:: Records for processing ::
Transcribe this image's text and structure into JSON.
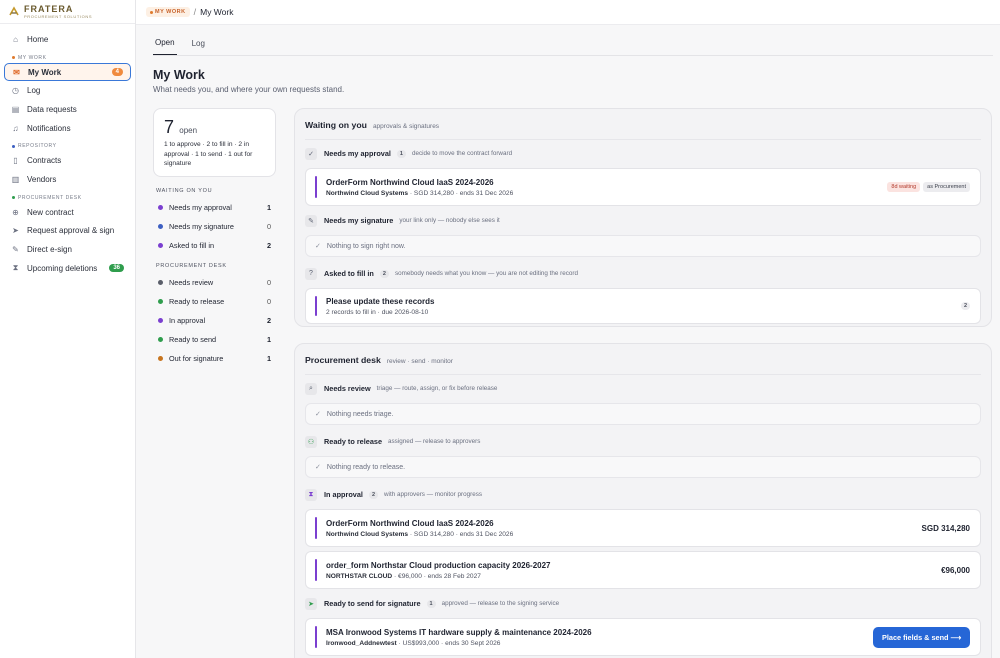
{
  "brand": {
    "name": "FRATERA",
    "tagline": "PROCUREMENT SOLUTIONS"
  },
  "sidebar": {
    "home": "Home",
    "section_mywork": "MY WORK",
    "my_work": "My Work",
    "my_work_count": "4",
    "log": "Log",
    "data_requests": "Data requests",
    "notifications": "Notifications",
    "section_repository": "REPOSITORY",
    "contracts": "Contracts",
    "vendors": "Vendors",
    "section_procurement": "PROCUREMENT DESK",
    "new_contract": "New contract",
    "request_approval": "Request approval & sign",
    "direct_esign": "Direct e-sign",
    "upcoming_deletions": "Upcoming deletions",
    "upcoming_deletions_count": "36"
  },
  "topbar": {
    "chip": "MY WORK",
    "sep": "/",
    "page": "My Work"
  },
  "tabs": {
    "open": "Open",
    "log": "Log"
  },
  "header": {
    "title": "My Work",
    "subtitle": "What needs you, and where your own requests stand."
  },
  "summary": {
    "total": "7",
    "total_label": "open",
    "line": "1 to approve · 2 to fill in · 2 in approval · 1 to send · 1 out for signature"
  },
  "waiting_counts": {
    "title": "WAITING ON YOU",
    "rows": [
      {
        "label": "Needs my approval",
        "value": "1",
        "color": "#7b3fd0"
      },
      {
        "label": "Needs my signature",
        "value": "0",
        "color": "#3d5fc2"
      },
      {
        "label": "Asked to fill in",
        "value": "2",
        "color": "#7b3fd0"
      }
    ]
  },
  "desk_counts": {
    "title": "PROCUREMENT DESK",
    "rows": [
      {
        "label": "Needs review",
        "value": "0",
        "color": "#5a5e6a"
      },
      {
        "label": "Ready to release",
        "value": "0",
        "color": "#2f9d4d"
      },
      {
        "label": "In approval",
        "value": "2",
        "color": "#7b3fd0"
      },
      {
        "label": "Ready to send",
        "value": "1",
        "color": "#2f9d4d"
      },
      {
        "label": "Out for signature",
        "value": "1",
        "color": "#c7751f"
      }
    ]
  },
  "waiting_panel": {
    "title": "Waiting on you",
    "hint": "approvals & signatures",
    "approval": {
      "label": "Needs my approval",
      "badge": "1",
      "desc": "decide to move the contract forward",
      "item": {
        "title": "OrderForm Northwind Cloud IaaS 2024-2026",
        "vendor": "Northwind Cloud Systems",
        "meta": " · SGD 314,280 · ends 31 Dec 2026",
        "tag1": "8d waiting",
        "tag2": "as Procurement"
      }
    },
    "signature": {
      "label": "Needs my signature",
      "desc": "your link only — nobody else sees it",
      "empty": "Nothing to sign right now."
    },
    "fill": {
      "label": "Asked to fill in",
      "badge": "2",
      "desc": "somebody needs what you know — you are not editing the record",
      "item": {
        "title": "Please update these records",
        "meta": "2 records to fill in · due 2026-08-10",
        "badge": "2"
      }
    }
  },
  "desk_panel": {
    "title": "Procurement desk",
    "hint": "review · send · monitor",
    "review": {
      "label": "Needs review",
      "desc": "triage — route, assign, or fix before release",
      "empty": "Nothing needs triage."
    },
    "release": {
      "label": "Ready to release",
      "desc": "assigned — release to approvers",
      "empty": "Nothing ready to release."
    },
    "approval": {
      "label": "In approval",
      "badge": "2",
      "desc": "with approvers — monitor progress",
      "item1": {
        "title": "OrderForm Northwind Cloud IaaS 2024-2026",
        "vendor": "Northwind Cloud Systems",
        "meta": " · SGD 314,280 · ends 31 Dec 2026",
        "amount": "SGD 314,280"
      },
      "item2": {
        "title": "order_form Northstar Cloud production capacity 2026-2027",
        "vendor": "NORTHSTAR CLOUD",
        "meta": " · €96,000 · ends 28 Feb 2027",
        "amount": "€96,000"
      }
    },
    "send": {
      "label": "Ready to send for signature",
      "badge": "1",
      "desc": "approved — release to the signing service",
      "item": {
        "title": "MSA Ironwood Systems IT hardware supply & maintenance 2024-2026",
        "vendor": "Ironwood_Addnewtest",
        "meta": " · US$993,000 · ends 30 Sept 2026",
        "button": "Place fields & send ⟶"
      }
    }
  }
}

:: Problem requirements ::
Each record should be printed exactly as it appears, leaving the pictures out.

:: Worked solution ::
Transcribe this image's text and structure into JSON.
{
  "brand": {
    "name": "FRATERA",
    "tagline": "PROCUREMENT SOLUTIONS"
  },
  "sidebar": {
    "home": "Home",
    "section_mywork": "MY WORK",
    "my_work": "My Work",
    "my_work_count": "4",
    "log": "Log",
    "data_requests": "Data requests",
    "notifications": "Notifications",
    "section_repository": "REPOSITORY",
    "contracts": "Contracts",
    "vendors": "Vendors",
    "section_procurement": "PROCUREMENT DESK",
    "new_contract": "New contract",
    "request_approval": "Request approval & sign",
    "direct_esign": "Direct e-sign",
    "upcoming_deletions": "Upcoming deletions",
    "upcoming_deletions_count": "36"
  },
  "topbar": {
    "chip": "MY WORK",
    "sep": "/",
    "page": "My Work"
  },
  "tabs": {
    "open": "Open",
    "log": "Log"
  },
  "header": {
    "title": "My Work",
    "subtitle": "What needs you, and where your own requests stand."
  },
  "summary": {
    "total": "7",
    "total_label": "open",
    "line": "1 to approve · 2 to fill in · 2 in approval · 1 to send · 1 out for signature"
  },
  "waiting_counts": {
    "title": "WAITING ON YOU",
    "rows": [
      {
        "label": "Needs my approval",
        "value": "1",
        "color": "#7b3fd0"
      },
      {
        "label": "Needs my signature",
        "value": "0",
        "color": "#3d5fc2"
      },
      {
        "label": "Asked to fill in",
        "value": "2",
        "color": "#7b3fd0"
      }
    ]
  },
  "desk_counts": {
    "title": "PROCUREMENT DESK",
    "rows": [
      {
        "label": "Needs review",
        "value": "0",
        "color": "#5a5e6a"
      },
      {
        "label": "Ready to release",
        "value": "0",
        "color": "#2f9d4d"
      },
      {
        "label": "In approval",
        "value": "2",
        "color": "#7b3fd0"
      },
      {
        "label": "Ready to send",
        "value": "1",
        "color": "#2f9d4d"
      },
      {
        "label": "Out for signature",
        "value": "1",
        "color": "#c7751f"
      }
    ]
  },
  "waiting_panel": {
    "title": "Waiting on you",
    "hint": "approvals & signatures",
    "approval": {
      "label": "Needs my approval",
      "badge": "1",
      "desc": "decide to move the contract forward",
      "item": {
        "title": "OrderForm Northwind Cloud IaaS 2024-2026",
        "vendor": "Northwind Cloud Systems",
        "meta": " · SGD 314,280 · ends 31 Dec 2026",
        "tag1": "8d waiting",
        "tag2": "as Procurement"
      }
    },
    "signature": {
      "label": "Needs my signature",
      "desc": "your link only — nobody else sees it",
      "empty": "Nothing to sign right now."
    },
    "fill": {
      "label": "Asked to fill in",
      "badge": "2",
      "desc": "somebody needs what you know — you are not editing the record",
      "item": {
        "title": "Please update these records",
        "meta": "2 records to fill in · due 2026-08-10",
        "badge": "2"
      }
    }
  },
  "desk_panel": {
    "title": "Procurement desk",
    "hint": "review · send · monitor",
    "review": {
      "label": "Needs review",
      "desc": "triage — route, assign, or fix before release",
      "empty": "Nothing needs triage."
    },
    "release": {
      "label": "Ready to release",
      "desc": "assigned — release to approvers",
      "empty": "Nothing ready to release."
    },
    "approval": {
      "label": "In approval",
      "badge": "2",
      "desc": "with approvers — monitor progress",
      "item1": {
        "title": "OrderForm Northwind Cloud IaaS 2024-2026",
        "vendor": "Northwind Cloud Systems",
        "meta": " · SGD 314,280 · ends 31 Dec 2026",
        "amount": "SGD 314,280"
      },
      "item2": {
        "title": "order_form Northstar Cloud production capacity 2026-2027",
        "vendor": "NORTHSTAR CLOUD",
        "meta": " · €96,000 · ends 28 Feb 2027",
        "amount": "€96,000"
      }
    },
    "send": {
      "label": "Ready to send for signature",
      "badge": "1",
      "desc": "approved — release to the signing service",
      "item": {
        "title": "MSA Ironwood Systems IT hardware supply & maintenance 2024-2026",
        "vendor": "Ironwood_Addnewtest",
        "meta": " · US$993,000 · ends 30 Sept 2026",
        "button": "Place fields & send ⟶"
      }
    }
  }
}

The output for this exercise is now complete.